What can any of us do to change someone else's state?
"It's not his state we need to change," I said. "It's ours. As the leadership team, we need to ensure we model the behaviours we want to see in both our clients and staff."
Later that day, I got on the elevator with a client who was on his way to 'Day Sleep'. "How are you doing today?" I asked him cheerfully.
"Okay," he said, his shoulders hunched, his head looking at the floor. "I've got a toothache, a wicked cold and these bugs that keep itching me."
I backed away wondering how far the bugs can leap. "Sorry to hear that," I said. "Do you have anything for the pain?"
"Oh yeah. They gave me some Tylenol and cream for the itching. It seems to be helping." He looked at me standing in the corner of the elevator. "It's okay. The bugs are gone." He paused and chuckled. "I think."
"That's a relief. While I'd love to share in your abundance, bugs are not high on my priority list." I laughed as the elevator stopped at his floor. "Hope you get a good rest."
He laughed back and waved as he got off the elevator. "Thanks for making me smile."
On Friday night at Choices, D., a client who was taking one of the weekend programs, put his brand new running shoes outside his bedroom door. He has a 'thing' about foot odour and didn't want to burden his roommate with his. In the morning, when he went to retrieve his shoes, they were missing. Someone had filled them with water and kicked them down the hallway to the stairwell.
Both D., and the man on the elevator expect little that is positive from the universe. They don't expect good tidings, good things. They don't go looking for abundance. Mostly, they expect the universe to deliver what they've already got. Scarcity.
And, in their lack of expectation, what they do receive often makes them suspicious. Filled with apprehension that the 'gods' will deliver one more blow, they protect themselves from further abuse by contracting into themselves whenever they can. D. realized that the missing shoes were not a personal attack against him. Most likely they were initiated through kids playing a 'prank'.
What the game players didn't realize is the impact of what they were doing. They expected to have fun. They didn't look at the cost their fun would have on the person who was the recipient. For D., struggling to put the pieces of his broken life back together, those missing shoes were just another blow in a world of disappointment.

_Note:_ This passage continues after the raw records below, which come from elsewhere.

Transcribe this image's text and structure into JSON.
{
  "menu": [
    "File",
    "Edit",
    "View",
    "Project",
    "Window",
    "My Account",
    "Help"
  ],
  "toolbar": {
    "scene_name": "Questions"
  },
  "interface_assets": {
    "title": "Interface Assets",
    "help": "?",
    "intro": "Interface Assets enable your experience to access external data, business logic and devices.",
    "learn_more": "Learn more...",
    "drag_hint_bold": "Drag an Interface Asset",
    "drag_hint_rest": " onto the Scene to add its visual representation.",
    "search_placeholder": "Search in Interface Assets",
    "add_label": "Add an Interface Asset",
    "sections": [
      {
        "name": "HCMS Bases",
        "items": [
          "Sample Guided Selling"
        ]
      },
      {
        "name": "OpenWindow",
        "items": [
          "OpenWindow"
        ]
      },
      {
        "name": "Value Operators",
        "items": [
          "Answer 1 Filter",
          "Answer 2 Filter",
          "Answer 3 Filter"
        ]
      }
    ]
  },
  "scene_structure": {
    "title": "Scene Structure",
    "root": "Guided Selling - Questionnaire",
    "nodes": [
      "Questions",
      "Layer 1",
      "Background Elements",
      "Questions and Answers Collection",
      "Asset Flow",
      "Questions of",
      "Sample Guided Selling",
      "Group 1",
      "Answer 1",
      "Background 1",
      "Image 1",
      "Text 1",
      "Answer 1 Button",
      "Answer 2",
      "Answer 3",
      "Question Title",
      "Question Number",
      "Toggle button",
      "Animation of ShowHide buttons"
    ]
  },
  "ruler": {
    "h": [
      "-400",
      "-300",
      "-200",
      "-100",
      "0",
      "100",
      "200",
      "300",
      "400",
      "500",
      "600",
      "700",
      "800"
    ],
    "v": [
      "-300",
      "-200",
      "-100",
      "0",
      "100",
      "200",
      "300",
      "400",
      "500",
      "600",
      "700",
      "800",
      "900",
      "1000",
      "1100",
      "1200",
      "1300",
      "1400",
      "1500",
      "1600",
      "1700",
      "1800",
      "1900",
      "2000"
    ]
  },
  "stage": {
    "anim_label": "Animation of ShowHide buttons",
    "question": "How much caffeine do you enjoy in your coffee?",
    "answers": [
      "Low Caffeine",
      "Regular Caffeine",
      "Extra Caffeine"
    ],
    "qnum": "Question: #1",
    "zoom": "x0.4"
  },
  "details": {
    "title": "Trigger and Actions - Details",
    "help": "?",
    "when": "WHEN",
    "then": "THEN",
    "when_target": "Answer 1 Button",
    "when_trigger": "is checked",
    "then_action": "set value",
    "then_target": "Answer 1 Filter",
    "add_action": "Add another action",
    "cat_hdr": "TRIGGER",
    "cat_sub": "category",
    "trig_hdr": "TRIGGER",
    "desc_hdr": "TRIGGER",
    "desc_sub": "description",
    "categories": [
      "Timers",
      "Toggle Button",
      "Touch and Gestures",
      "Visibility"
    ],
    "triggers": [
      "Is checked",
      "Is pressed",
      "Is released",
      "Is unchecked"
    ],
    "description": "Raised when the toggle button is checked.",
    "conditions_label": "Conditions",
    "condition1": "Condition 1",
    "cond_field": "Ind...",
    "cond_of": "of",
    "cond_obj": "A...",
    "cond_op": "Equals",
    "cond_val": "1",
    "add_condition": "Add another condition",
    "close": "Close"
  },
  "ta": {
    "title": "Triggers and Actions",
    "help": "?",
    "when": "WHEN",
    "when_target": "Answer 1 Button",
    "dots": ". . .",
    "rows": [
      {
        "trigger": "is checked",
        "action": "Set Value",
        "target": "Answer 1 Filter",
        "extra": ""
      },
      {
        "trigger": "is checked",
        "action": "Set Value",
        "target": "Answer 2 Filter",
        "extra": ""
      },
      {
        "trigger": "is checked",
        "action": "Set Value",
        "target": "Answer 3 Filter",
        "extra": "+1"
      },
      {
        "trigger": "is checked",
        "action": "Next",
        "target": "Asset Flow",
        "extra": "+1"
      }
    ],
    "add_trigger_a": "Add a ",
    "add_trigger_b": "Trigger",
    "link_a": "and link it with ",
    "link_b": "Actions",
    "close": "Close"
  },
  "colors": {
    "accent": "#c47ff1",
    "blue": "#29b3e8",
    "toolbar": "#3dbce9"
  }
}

For all our clients, life often falls heavy on their shoulders. They get kicked when they are down. They get beat up when they are broken.
It isn't that the universe sets out to disappoint them. The universe doesn't care. It simply 'is'. Their state of being, however, sets them up for more of what they've already got. In their disappointed state, they do not hold a half empty nor half full cup. There is no cup in their hands. They stand, head bowed, shoulders hunched, waiting for the next blow because within them is the state of being that dictates, "This is all I'm worth. This is all I'll ever get."
How do we change our state of being? Like all changes of state, it's the baby steps taken one after the other that lead us away from where we're at. For those suffering the depravity of homelessness, simply holding out a thimble would be a good start. Sharing a smile and a laugh is a good beginning.
The question is: What are your expectations? Are your hands open to abundance or clenched in defeat?